Extract, from the records beneath this instruction, each line that contains the word "Area".

──────────

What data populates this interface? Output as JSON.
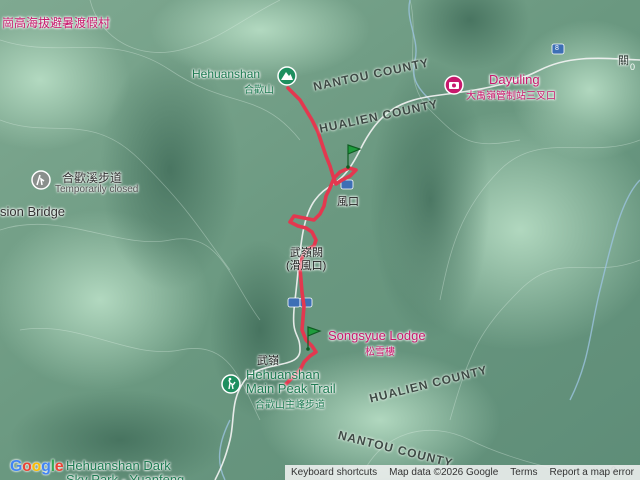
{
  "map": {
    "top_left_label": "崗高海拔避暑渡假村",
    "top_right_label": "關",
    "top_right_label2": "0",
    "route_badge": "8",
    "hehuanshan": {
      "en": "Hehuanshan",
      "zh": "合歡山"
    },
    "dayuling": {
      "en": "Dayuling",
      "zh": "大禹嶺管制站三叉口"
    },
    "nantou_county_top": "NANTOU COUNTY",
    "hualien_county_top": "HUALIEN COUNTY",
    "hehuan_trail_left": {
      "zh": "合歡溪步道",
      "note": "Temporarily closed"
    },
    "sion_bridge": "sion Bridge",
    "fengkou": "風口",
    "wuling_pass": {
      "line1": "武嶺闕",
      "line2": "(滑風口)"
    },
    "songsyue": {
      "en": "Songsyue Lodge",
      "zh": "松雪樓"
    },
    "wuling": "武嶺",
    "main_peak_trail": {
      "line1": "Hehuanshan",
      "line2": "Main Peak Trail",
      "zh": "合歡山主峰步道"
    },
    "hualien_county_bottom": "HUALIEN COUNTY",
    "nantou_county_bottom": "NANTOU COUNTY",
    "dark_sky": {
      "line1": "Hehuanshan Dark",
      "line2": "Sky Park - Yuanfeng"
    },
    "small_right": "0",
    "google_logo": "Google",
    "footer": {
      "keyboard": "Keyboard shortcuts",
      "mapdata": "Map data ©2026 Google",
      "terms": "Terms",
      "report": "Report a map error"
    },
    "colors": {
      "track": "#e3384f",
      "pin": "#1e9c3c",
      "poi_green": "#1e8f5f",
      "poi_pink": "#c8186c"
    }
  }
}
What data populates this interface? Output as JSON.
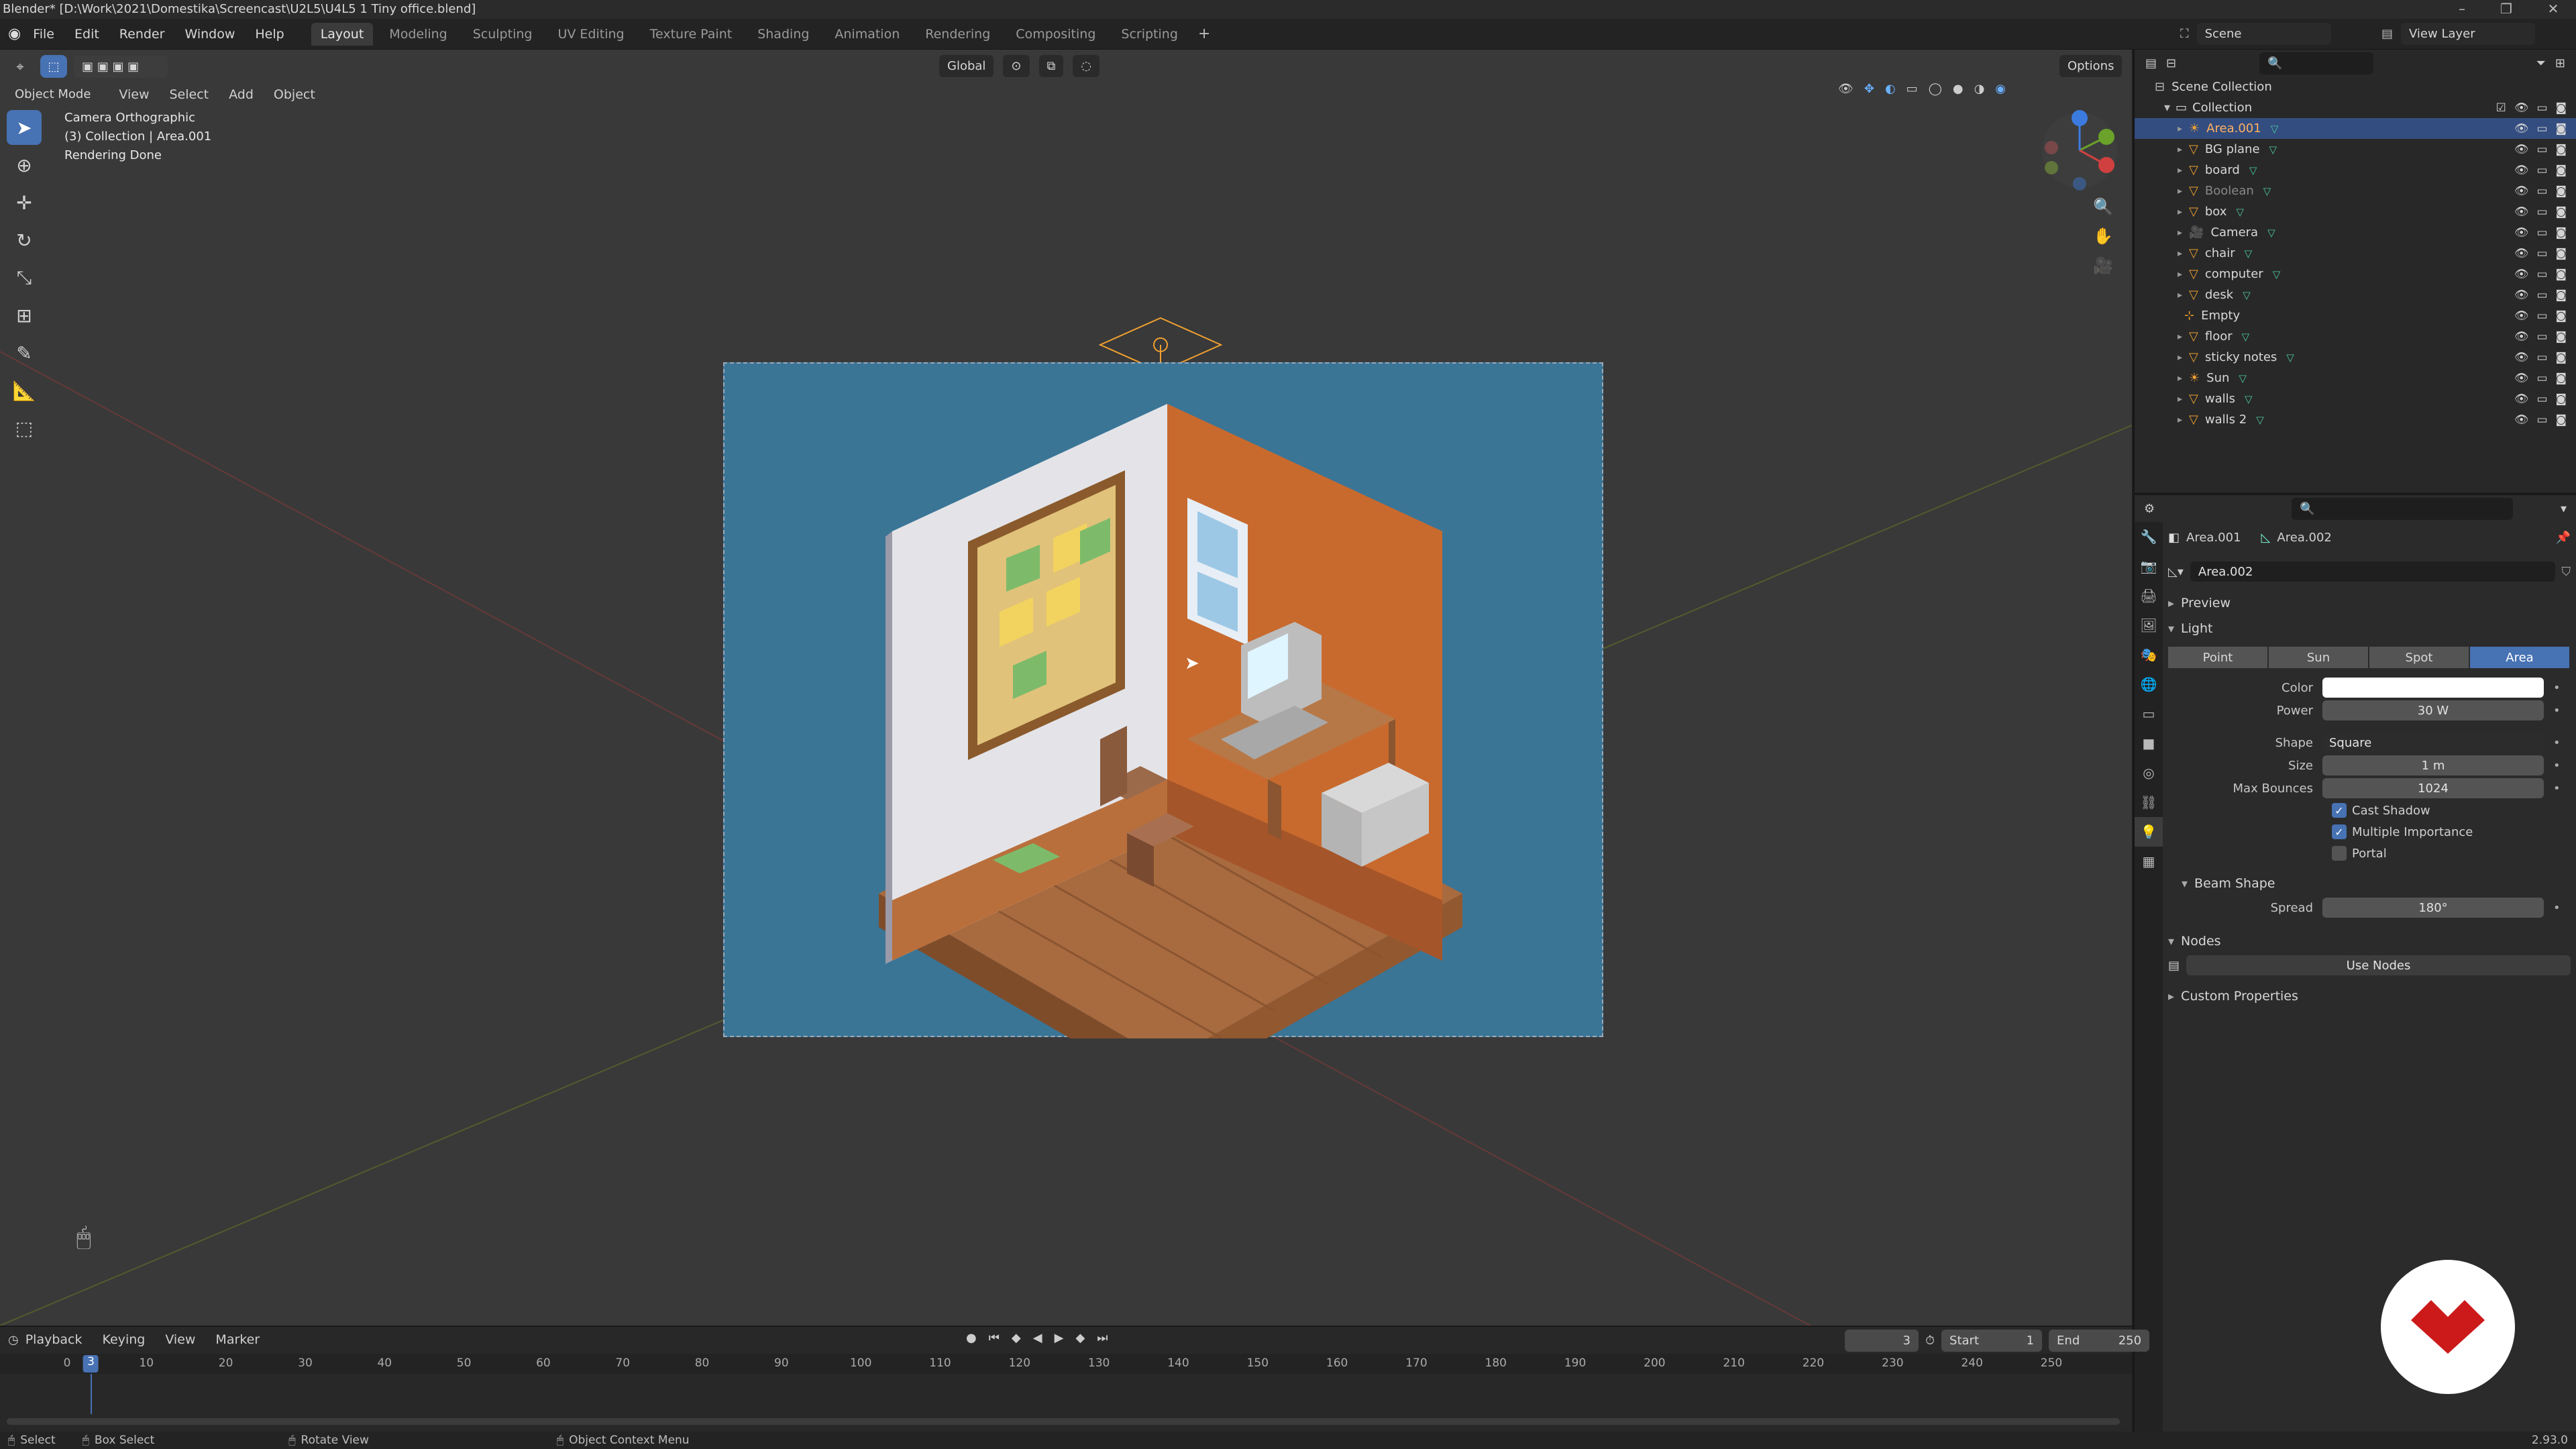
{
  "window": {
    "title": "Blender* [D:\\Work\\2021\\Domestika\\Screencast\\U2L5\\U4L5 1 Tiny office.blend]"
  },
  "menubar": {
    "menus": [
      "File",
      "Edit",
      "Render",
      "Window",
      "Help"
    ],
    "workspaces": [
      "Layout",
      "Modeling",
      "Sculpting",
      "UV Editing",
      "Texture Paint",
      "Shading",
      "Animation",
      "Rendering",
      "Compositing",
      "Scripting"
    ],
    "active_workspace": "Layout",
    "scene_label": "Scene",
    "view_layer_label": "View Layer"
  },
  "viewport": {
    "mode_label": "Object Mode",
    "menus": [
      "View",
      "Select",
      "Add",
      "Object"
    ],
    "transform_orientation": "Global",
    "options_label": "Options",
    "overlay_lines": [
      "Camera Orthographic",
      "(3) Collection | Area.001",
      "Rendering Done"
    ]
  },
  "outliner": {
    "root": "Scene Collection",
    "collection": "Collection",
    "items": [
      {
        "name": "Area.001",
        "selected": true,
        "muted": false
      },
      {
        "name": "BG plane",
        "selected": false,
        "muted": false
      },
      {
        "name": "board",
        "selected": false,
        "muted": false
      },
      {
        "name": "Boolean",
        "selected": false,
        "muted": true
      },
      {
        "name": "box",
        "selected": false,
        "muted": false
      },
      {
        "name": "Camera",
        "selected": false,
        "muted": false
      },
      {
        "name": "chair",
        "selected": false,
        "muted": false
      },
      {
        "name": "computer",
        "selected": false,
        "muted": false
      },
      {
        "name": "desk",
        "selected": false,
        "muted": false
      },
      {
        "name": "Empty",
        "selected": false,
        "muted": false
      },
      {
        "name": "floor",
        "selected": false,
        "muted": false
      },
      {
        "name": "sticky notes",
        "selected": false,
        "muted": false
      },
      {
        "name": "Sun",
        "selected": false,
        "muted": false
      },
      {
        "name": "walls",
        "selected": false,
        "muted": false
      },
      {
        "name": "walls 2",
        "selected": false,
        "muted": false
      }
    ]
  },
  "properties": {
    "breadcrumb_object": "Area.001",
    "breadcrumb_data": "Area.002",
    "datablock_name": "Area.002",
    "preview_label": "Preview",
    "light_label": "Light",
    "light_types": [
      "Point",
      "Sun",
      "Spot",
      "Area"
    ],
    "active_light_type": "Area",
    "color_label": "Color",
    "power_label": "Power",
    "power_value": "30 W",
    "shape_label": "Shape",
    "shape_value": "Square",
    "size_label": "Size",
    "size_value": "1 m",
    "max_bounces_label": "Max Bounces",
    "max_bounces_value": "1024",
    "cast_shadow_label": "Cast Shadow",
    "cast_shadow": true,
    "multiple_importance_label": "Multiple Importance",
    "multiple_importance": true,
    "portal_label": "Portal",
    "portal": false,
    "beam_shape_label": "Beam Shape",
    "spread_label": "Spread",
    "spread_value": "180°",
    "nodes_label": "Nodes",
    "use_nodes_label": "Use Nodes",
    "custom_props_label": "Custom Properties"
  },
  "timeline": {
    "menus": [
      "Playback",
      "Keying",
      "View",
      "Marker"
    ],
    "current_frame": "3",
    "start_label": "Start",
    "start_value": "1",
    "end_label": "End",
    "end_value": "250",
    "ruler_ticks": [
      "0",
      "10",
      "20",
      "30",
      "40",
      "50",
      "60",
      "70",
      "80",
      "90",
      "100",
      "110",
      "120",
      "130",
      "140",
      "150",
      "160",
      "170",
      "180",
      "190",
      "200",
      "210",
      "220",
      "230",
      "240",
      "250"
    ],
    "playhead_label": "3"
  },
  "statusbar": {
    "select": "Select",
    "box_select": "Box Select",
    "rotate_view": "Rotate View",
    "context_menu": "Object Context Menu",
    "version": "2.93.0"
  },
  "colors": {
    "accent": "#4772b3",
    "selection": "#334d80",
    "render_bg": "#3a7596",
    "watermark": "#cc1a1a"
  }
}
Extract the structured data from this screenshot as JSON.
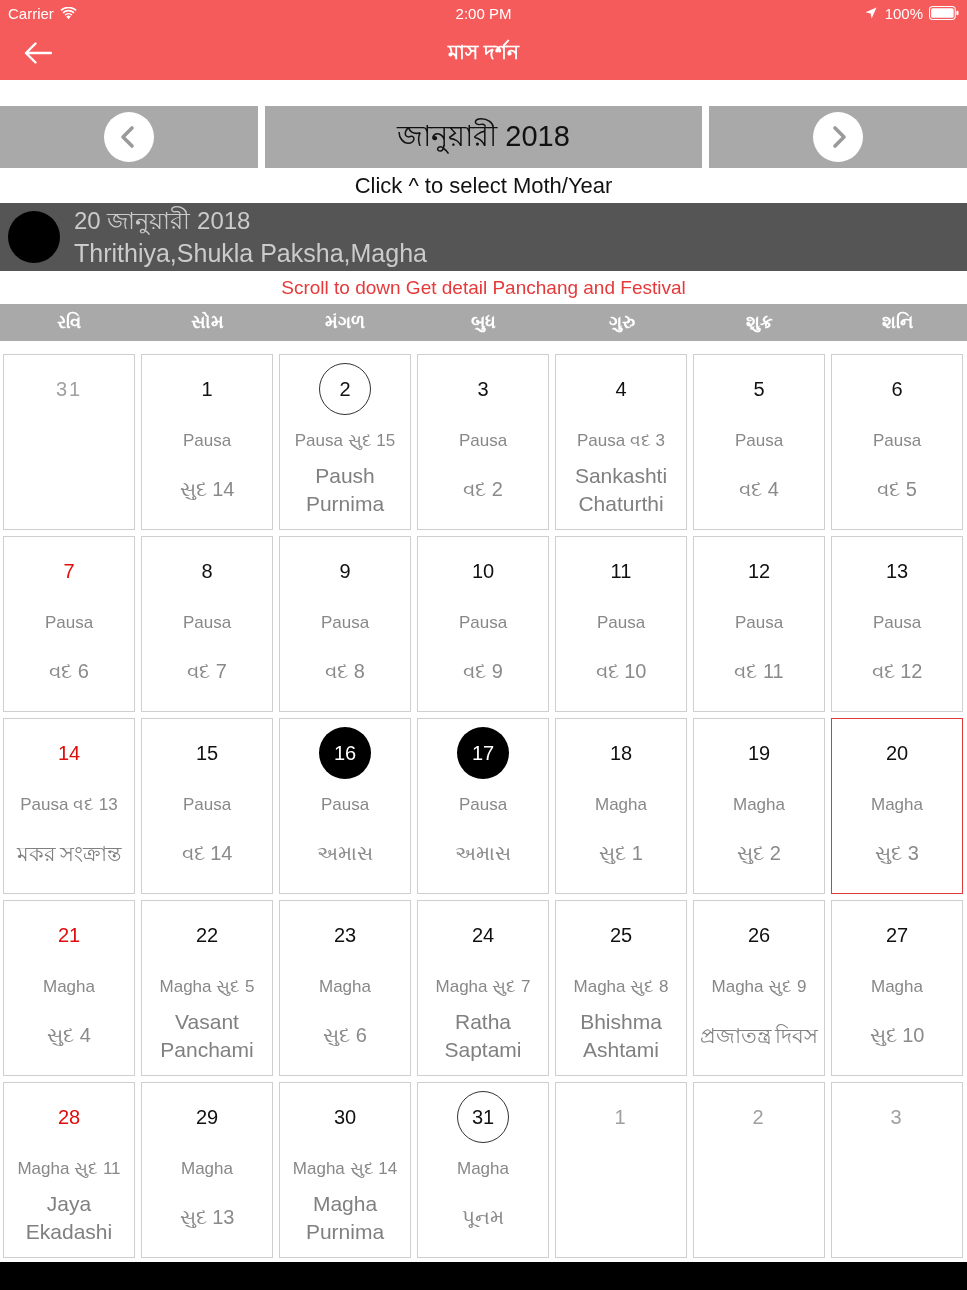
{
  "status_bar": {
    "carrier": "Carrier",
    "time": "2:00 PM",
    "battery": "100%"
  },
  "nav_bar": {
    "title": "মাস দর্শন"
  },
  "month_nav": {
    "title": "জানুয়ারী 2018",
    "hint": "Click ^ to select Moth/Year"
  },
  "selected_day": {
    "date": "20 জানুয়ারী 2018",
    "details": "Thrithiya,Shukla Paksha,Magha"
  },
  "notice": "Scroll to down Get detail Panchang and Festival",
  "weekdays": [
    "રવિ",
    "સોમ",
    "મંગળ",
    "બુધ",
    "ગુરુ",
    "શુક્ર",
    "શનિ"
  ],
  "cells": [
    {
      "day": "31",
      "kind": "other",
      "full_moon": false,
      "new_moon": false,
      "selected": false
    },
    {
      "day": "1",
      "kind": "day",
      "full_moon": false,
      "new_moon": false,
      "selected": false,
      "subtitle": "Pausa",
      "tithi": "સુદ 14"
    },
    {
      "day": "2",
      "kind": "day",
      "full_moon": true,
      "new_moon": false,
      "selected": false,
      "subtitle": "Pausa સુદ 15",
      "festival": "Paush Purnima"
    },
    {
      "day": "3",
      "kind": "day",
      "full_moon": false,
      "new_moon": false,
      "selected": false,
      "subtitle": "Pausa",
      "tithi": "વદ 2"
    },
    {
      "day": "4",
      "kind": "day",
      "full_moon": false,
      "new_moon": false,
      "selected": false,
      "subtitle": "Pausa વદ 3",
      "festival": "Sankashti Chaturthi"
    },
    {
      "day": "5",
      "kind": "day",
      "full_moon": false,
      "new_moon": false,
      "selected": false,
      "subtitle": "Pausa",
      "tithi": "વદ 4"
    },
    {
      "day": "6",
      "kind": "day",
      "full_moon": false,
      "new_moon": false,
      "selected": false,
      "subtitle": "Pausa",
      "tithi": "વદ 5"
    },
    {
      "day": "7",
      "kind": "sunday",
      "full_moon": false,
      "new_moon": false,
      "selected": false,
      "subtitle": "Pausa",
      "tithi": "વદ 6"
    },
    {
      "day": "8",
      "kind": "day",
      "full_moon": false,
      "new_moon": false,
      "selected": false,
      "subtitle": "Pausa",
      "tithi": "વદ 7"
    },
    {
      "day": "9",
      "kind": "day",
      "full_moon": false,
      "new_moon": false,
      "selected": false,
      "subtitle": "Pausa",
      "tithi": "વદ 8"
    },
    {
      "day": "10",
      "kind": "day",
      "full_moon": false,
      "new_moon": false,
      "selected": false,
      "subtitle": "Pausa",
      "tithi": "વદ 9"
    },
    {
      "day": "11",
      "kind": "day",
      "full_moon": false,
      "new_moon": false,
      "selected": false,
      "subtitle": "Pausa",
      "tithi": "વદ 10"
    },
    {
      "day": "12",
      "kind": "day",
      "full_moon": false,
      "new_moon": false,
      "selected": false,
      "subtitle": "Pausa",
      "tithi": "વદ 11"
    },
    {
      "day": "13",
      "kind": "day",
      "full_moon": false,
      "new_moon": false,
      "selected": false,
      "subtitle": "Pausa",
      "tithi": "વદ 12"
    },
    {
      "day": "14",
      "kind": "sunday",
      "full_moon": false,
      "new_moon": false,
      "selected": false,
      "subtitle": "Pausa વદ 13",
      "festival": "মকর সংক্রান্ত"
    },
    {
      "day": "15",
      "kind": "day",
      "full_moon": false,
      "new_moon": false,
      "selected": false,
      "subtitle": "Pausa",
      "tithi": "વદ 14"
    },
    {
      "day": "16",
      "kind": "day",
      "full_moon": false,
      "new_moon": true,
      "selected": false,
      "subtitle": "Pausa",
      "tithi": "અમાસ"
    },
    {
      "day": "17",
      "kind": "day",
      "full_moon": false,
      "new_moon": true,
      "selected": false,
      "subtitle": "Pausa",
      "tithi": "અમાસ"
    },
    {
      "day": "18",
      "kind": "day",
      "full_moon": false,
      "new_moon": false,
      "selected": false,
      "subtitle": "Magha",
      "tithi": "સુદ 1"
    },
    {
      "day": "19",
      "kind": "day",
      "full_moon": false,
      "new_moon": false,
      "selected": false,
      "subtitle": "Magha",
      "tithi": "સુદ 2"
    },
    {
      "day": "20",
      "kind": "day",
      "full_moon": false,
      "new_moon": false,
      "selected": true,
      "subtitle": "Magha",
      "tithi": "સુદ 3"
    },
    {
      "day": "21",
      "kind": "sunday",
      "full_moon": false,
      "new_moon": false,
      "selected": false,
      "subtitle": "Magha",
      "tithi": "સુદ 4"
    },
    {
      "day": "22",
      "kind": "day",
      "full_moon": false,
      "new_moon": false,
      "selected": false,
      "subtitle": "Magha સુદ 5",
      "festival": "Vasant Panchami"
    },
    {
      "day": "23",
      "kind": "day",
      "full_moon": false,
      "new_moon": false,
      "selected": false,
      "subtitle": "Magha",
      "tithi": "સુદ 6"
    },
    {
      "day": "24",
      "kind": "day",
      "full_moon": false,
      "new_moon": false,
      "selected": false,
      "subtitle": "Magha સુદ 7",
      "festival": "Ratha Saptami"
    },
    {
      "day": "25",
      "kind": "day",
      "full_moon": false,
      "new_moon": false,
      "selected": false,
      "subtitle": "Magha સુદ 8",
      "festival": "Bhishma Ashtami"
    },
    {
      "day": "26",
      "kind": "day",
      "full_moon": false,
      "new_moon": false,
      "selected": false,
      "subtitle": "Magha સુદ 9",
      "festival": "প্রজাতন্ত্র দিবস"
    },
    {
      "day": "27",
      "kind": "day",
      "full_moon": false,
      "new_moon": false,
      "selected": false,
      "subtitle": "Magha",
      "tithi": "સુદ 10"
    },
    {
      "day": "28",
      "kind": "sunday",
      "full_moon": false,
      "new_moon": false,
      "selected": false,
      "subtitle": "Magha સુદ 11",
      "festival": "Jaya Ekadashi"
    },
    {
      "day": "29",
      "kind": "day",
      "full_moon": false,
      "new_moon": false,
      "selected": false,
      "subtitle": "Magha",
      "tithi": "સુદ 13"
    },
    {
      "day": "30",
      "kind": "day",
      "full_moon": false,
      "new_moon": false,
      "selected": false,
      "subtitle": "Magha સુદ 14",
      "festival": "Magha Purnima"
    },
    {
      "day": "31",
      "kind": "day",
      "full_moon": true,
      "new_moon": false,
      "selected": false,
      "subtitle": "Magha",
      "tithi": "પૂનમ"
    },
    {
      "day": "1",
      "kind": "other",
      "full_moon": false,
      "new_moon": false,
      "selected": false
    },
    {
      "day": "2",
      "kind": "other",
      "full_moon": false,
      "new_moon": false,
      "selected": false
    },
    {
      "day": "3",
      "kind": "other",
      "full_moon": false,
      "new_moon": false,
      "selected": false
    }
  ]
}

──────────

■ ANSWER BELOW
      "(3) Collection | Area.001",
        "name": "Area.001",
    "breadcrumb_object": "Area.001",
    "breadcrumb_data": "Area.002",
    "datablock_name": "Area.002",
      "Area"
    "active_light_type": "Area",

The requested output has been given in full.